With 10 minutes to spare at the end of the show, Isy decided to do a question and answer. An audience member asked her one question before she turned the questions on the audience and we all ended up giving her relationship advice; very funny.

A thought.

I read Chris Addison's 'Cautionary Tales For Grown-ups' on the train today (loved it!) and was quite surprised that it is written in verse.

I had a dream once where I was having curry at a restaurant with my parents and Chris Addison and Tim Key decided to join the end of our table (Addsion and Key seemed to be very good friends). I thought it was weird that my brain had coupled them together. As it turns out, not that weird.

The Slutcracker.

Would I go as far as saying that this is the best comedy show I have ever seen? Probably. It was my second time seeing Tim Key's Edinburgh Award winning show 'The Slutcracker' and, once again, it left speechless.

I adore The Invisible Dot Office and it was the perfect venue (small, intimate and a little bit different) to showcase this stunning show.

There are so many things I want to mention, so (in an attempt to prevent rambling) i'm going to write some lists of favourites.

The best bits.

Fletch, Tim's tech guy, plays a rather significant role in the show and is just brilliant (in my humble opinion). The banter between the two is very funny - I especially liked "Fletch, you are more or less in comedy".

How the show is broken up into different sections.

The various short films throughout; totally in love with 'Prologue'!

A headband wearing Key standing on top of a filing cabinet reading out a poem that is beautiful and tragic simultaneously.


Tim took his baton and "chinked" a chain dangling above his head (it was used to hang his jacket) and exclaimed "if you've got it, use it".

A police car drove past the venue with its sirens blazing and Tim quipped "sometimes they don't even know they're doing it".

Towards the very end of the show Tim stood by the entrance, slammed the door and said "if they're not here by now".

Fletch turned off the lights and shone a torch directly into Tim's eyes, to which Tim retorted "don't blind your employer, my friend".

Tim stood on/squashed a cake in an attempt to cross the stage without touching the floor, he turned to the audience and explained "I guess the phrase that springs to mind here is: don't tread it in. Well, that's what my Mum would say" (my Mum says that too!).

Moments of unease (the bits where Key says/does something that makes the audience squirm with discomfort).
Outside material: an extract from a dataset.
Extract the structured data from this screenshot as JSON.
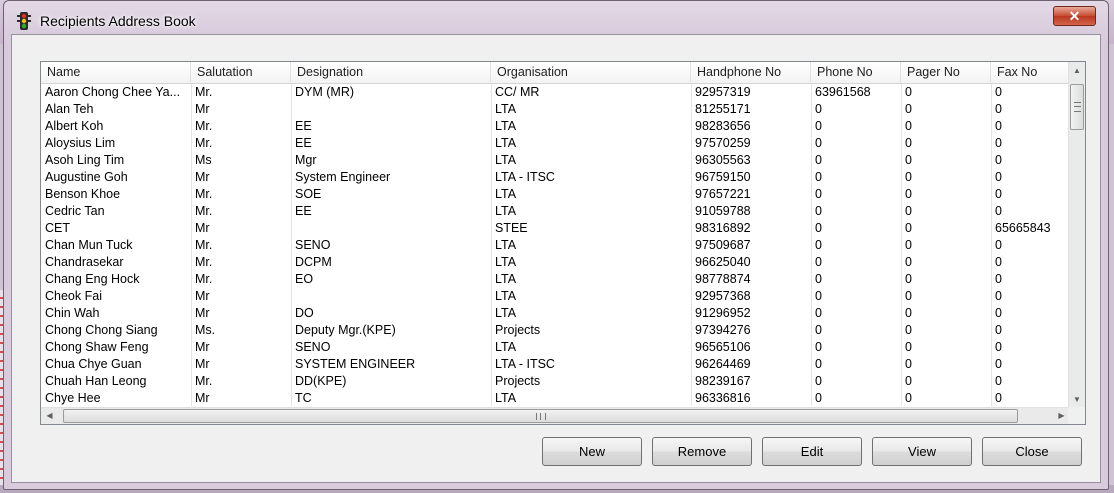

Tim: [Poem] ... shoved his dick in Caroline. [to Sam; audience member] Have you done it?
Sam: Yes
Tim: Well, obviously not in Caroline. What was it like?
Sam: Warm.
Tim: I don't really think that's what they'd like to hear. What will you say next time?
Sam: It was lovely.
Tim: Yeah, it was lovely.

Tim stared directly at a lady in the front row and said "I want to have sex with you at least 100 times in the first 3 months". Tim took a really long pause (still staring at this girl) before reaching into his jacket pocket for his notebook and explaining that he couldn't remember the poem.

Fletch started playing a trumpet over a poem at and Tim shouted "DON'T LOOK AT HIM!".

A thought.

My friend, Anna, did a podcast and in it said [paraphrased] "people laugh differently at Tim Key gigs to anywhere else. Some people will not get it at all and find it quite off-putting, while others will kill themselves laughing in a way that you only do with your friends. The lack of punchlines, means the laughs are quite sparadic because people will find different things funny"- I couldn't agree more.

Sunday, 3 January 2010

Kim Noble Will Die.

Last night I went to see 'Kim Noble Will Die' at Soho Theatre because it had been highly recommended by the people I follow on Twitter. It was a raw, emotional and explicit glimpse at a man suffering from mental illness.

I watched quite a bit of the show behind my hands. It was certainly challenging and shocking and depressing.

Noble doesn't talk much during the show and mostly relies on a series of clips, audio recordings and photographs to tell his tale.

There's an interesting article about the show in the Guardian here.

A thought.

I really hope Kim Noble is going to be alright.